- _MATERIAL PROVIDED_
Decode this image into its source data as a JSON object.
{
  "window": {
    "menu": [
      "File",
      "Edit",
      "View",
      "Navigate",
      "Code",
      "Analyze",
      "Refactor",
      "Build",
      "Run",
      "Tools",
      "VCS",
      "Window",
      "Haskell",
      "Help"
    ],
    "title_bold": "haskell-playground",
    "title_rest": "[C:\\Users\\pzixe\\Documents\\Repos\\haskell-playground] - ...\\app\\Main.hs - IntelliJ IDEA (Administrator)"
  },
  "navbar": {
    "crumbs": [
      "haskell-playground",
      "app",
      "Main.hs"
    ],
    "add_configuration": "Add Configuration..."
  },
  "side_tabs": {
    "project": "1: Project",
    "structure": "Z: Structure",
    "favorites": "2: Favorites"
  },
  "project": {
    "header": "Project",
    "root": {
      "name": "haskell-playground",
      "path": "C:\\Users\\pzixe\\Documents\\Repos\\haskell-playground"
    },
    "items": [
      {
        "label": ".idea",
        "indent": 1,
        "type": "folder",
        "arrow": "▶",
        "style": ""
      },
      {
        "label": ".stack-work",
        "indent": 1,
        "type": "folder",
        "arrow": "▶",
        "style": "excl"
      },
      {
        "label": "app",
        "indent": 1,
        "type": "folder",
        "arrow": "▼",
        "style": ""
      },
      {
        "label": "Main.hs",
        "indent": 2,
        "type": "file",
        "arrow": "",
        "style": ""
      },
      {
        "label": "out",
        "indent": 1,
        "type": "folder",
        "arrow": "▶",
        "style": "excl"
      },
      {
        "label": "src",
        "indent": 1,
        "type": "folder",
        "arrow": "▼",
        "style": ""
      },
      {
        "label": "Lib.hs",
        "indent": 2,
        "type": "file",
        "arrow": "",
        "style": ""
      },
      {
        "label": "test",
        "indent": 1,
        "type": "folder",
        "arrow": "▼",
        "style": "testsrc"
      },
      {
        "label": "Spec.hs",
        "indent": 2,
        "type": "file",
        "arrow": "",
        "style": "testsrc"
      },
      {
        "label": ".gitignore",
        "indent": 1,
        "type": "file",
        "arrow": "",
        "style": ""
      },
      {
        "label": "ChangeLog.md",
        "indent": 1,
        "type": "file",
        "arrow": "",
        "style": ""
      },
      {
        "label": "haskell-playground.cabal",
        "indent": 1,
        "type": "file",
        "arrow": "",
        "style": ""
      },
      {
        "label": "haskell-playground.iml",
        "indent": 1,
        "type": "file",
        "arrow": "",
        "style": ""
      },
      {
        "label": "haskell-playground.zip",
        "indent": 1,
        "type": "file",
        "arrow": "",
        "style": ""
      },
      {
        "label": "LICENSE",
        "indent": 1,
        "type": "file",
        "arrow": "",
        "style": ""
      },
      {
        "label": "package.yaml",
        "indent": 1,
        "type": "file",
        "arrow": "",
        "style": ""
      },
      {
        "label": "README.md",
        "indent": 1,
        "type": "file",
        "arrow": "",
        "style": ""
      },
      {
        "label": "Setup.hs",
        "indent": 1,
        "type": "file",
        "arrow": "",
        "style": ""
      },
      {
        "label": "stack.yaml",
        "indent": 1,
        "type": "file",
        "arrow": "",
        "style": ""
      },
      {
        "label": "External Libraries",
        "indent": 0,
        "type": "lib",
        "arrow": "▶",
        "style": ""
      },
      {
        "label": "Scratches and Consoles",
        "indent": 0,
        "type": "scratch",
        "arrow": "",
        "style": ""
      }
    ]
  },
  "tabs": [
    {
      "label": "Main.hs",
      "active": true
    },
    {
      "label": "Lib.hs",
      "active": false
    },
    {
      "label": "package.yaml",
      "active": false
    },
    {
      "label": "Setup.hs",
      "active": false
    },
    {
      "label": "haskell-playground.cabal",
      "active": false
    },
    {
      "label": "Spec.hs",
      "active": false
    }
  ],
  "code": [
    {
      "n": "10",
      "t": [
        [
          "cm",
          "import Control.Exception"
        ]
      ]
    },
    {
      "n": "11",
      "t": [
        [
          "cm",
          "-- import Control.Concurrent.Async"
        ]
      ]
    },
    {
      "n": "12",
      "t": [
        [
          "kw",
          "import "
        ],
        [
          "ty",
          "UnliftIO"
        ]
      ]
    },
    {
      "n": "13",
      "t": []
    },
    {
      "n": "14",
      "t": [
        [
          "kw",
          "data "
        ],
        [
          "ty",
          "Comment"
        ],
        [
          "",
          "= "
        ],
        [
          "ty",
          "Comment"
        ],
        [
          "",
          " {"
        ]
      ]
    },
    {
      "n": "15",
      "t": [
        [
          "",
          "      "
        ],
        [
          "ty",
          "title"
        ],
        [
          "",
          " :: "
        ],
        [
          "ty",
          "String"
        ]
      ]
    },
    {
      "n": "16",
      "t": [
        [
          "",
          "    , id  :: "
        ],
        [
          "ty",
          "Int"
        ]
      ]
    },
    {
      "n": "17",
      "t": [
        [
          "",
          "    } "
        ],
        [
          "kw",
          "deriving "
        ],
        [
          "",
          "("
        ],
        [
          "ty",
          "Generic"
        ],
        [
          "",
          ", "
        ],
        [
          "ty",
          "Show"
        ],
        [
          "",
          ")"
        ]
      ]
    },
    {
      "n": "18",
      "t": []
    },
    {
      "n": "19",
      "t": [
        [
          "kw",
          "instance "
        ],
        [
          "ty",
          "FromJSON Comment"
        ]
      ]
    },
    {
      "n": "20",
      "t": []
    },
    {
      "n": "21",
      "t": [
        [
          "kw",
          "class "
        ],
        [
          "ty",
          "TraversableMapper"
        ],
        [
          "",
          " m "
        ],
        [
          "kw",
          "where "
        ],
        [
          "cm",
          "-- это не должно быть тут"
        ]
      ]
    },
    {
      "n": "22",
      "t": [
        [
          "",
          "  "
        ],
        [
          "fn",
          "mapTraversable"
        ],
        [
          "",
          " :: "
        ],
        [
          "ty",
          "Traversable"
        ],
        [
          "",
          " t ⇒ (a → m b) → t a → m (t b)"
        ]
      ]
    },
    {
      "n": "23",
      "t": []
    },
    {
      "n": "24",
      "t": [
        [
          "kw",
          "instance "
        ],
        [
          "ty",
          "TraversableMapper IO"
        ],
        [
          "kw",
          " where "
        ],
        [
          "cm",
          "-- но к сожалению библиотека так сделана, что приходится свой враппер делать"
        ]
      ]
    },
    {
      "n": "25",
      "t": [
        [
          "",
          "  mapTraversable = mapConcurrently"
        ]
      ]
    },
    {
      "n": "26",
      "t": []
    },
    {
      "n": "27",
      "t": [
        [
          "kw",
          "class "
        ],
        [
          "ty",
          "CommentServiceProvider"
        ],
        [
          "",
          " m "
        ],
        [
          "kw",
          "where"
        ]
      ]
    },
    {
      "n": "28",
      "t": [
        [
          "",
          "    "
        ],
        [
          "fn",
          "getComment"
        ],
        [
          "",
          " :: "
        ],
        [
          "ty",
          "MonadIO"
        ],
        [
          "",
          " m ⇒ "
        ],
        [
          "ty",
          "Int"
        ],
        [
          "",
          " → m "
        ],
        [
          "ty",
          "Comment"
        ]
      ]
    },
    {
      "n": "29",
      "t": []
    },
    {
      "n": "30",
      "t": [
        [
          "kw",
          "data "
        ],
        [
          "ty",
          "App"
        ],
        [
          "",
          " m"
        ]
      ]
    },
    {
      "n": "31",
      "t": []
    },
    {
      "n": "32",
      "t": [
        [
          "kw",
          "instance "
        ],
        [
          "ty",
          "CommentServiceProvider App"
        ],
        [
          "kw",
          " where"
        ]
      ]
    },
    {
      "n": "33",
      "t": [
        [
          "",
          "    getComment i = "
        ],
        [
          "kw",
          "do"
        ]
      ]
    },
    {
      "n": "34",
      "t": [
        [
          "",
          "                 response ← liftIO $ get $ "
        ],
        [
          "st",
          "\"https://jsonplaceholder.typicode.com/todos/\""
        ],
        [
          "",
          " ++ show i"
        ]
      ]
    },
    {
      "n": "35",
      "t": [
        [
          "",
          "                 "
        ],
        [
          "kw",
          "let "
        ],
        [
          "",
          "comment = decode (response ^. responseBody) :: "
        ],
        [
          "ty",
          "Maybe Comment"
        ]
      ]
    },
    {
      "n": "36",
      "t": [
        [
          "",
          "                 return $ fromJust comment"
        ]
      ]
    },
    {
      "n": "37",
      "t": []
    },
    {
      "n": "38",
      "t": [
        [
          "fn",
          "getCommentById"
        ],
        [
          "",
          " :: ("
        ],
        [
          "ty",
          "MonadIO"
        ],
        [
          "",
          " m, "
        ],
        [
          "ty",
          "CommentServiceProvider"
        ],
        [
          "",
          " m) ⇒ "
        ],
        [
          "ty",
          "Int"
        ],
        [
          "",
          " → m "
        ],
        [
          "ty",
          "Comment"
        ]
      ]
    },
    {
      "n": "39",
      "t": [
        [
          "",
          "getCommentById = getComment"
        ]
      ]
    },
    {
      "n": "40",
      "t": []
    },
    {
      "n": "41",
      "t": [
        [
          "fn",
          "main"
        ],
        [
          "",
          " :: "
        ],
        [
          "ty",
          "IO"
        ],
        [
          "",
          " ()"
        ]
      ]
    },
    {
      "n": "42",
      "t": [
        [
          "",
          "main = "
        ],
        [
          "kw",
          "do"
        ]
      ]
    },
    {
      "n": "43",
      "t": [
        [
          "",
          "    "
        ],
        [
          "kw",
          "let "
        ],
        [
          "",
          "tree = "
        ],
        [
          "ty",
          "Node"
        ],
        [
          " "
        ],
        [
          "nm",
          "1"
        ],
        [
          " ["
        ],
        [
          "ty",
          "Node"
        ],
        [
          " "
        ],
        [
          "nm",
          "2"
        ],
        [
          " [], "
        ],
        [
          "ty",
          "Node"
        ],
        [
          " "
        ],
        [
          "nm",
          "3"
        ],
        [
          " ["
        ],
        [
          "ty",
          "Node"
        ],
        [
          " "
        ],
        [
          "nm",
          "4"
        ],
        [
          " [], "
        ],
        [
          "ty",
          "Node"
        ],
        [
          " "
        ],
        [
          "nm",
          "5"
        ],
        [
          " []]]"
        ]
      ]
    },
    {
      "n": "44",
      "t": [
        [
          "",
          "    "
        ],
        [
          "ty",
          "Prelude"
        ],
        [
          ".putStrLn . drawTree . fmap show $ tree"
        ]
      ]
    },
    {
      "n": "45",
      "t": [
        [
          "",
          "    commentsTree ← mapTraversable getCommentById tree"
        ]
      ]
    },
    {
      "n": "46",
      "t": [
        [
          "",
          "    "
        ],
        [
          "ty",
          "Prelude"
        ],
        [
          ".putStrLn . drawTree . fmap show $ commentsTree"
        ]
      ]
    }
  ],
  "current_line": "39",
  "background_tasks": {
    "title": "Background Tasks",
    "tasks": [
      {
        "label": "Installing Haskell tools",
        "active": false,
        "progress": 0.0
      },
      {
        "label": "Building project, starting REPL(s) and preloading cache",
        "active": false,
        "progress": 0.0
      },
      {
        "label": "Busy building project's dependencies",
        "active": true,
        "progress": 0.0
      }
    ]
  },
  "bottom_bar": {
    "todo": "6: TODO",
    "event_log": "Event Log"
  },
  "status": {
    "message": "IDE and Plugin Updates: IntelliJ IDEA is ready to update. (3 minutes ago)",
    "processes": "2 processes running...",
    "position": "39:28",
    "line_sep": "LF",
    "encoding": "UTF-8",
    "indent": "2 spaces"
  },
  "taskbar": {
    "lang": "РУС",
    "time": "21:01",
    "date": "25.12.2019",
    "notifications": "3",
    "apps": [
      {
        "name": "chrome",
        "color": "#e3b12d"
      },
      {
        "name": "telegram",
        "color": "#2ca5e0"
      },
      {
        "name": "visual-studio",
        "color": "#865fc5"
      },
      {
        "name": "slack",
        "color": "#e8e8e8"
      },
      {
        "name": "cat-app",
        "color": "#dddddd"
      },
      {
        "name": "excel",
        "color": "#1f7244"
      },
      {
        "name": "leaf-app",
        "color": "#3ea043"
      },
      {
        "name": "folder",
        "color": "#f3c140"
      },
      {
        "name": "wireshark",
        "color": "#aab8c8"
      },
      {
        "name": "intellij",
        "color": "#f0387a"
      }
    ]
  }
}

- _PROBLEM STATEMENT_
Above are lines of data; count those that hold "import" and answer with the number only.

- _EXERCISE RESULT_
3